■ What the task asks ■
Scan the records that follow, and whenever a line has the word "value", copy it.

■ Materials provided ■
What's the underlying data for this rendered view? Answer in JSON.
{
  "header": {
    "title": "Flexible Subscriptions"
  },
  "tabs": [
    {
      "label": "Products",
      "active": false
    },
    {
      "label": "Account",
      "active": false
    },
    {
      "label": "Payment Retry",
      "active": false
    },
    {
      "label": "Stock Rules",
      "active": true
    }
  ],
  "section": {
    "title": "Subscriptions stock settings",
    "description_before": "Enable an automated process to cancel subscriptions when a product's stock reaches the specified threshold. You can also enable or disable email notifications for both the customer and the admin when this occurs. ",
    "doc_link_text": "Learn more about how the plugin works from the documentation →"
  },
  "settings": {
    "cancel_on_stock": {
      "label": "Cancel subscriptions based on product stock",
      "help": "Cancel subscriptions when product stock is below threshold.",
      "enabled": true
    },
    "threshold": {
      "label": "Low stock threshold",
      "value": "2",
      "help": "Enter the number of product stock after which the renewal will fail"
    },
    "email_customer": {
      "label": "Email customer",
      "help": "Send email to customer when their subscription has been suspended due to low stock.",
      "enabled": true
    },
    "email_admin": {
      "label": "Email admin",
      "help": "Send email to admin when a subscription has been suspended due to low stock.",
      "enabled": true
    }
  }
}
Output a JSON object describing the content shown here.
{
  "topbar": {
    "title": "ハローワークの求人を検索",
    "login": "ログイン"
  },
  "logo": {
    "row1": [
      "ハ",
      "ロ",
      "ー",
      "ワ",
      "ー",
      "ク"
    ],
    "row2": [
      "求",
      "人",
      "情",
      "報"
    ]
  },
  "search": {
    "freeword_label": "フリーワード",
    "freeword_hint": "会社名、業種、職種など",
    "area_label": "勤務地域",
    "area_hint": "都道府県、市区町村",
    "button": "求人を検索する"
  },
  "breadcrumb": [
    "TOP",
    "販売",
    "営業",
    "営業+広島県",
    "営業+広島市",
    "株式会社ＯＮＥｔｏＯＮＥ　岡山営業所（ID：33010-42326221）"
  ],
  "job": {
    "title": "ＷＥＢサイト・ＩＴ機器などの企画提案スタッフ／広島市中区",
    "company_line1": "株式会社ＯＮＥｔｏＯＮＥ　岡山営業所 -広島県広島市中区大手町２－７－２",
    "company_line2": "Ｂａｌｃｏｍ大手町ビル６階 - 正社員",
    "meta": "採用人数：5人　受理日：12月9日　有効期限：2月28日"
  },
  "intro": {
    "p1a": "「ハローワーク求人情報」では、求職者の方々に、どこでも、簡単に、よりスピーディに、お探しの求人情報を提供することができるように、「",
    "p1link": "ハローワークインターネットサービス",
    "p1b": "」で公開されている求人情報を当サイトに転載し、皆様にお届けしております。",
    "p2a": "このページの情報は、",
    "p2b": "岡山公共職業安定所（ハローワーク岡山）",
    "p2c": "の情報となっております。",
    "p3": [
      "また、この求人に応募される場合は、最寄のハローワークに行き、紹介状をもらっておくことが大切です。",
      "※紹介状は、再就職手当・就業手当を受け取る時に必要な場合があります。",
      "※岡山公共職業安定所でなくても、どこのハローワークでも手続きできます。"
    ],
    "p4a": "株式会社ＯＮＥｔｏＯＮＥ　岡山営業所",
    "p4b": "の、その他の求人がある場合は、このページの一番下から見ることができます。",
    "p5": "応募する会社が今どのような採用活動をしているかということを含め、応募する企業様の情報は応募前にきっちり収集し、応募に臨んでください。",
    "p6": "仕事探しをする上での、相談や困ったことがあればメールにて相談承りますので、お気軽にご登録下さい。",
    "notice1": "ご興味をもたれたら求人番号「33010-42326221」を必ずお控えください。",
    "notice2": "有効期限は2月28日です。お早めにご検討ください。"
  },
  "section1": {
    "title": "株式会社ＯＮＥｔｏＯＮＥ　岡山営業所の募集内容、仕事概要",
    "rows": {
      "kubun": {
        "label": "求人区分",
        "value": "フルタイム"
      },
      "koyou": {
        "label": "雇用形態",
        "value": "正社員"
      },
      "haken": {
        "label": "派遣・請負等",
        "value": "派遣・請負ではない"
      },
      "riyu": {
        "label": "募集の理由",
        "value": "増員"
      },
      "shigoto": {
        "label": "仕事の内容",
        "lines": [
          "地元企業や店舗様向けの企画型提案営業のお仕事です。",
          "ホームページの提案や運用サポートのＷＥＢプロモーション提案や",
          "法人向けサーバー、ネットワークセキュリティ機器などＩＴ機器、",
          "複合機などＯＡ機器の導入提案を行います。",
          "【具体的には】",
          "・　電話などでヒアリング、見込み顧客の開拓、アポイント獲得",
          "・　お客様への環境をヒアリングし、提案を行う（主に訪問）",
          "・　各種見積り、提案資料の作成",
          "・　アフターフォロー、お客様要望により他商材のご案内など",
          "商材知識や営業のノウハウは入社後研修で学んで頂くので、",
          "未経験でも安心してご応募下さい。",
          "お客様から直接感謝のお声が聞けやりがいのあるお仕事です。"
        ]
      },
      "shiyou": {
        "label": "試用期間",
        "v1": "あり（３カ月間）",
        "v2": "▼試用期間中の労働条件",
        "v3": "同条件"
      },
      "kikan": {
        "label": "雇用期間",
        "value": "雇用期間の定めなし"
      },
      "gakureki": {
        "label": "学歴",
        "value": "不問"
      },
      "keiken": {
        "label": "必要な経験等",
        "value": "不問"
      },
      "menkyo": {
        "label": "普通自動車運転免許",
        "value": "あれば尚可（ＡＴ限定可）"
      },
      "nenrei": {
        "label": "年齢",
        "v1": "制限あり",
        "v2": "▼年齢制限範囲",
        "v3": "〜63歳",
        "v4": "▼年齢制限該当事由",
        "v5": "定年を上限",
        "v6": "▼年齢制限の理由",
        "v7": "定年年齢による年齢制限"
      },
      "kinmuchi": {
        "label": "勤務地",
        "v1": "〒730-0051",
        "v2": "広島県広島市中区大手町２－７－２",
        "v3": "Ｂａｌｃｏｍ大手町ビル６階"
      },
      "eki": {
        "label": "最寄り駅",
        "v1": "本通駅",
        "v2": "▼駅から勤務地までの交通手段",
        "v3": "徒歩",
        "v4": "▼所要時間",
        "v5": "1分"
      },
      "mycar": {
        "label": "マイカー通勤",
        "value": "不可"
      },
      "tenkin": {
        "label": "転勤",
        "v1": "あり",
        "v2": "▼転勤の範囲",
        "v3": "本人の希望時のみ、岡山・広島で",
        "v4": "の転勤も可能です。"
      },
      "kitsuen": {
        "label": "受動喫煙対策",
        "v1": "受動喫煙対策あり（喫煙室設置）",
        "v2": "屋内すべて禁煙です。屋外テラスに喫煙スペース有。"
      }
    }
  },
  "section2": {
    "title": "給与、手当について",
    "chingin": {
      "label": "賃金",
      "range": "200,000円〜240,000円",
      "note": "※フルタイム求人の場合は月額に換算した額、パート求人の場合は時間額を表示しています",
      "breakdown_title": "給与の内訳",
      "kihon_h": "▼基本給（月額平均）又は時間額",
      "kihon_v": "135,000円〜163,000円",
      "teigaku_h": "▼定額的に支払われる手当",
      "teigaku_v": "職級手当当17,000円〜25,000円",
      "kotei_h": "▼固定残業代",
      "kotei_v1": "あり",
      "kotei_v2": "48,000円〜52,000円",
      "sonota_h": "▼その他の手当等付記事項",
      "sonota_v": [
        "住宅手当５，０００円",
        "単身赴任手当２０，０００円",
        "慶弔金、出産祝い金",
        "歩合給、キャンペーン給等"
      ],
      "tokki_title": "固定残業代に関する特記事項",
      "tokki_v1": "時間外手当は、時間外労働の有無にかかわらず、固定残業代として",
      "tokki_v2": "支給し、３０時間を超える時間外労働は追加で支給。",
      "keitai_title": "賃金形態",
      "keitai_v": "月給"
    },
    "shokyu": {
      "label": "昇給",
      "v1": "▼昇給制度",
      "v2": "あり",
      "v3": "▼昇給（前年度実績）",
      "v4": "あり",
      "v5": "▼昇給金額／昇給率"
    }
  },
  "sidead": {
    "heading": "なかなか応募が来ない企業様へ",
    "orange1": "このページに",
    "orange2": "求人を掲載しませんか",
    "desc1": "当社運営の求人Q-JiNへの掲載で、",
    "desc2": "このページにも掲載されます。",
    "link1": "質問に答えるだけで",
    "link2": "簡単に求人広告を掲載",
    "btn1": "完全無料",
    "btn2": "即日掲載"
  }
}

■ Response box ■
      "value": "2",
        "value": "フルタイム"
        "value": "正社員"
        "value": "派遣・請負ではない"
        "value": "増員"
        "value": "雇用期間の定めなし"
        "value": "不問"
        "value": "不問"
        "value": "あれば尚可（ＡＴ限定可）"
        "value": "不可"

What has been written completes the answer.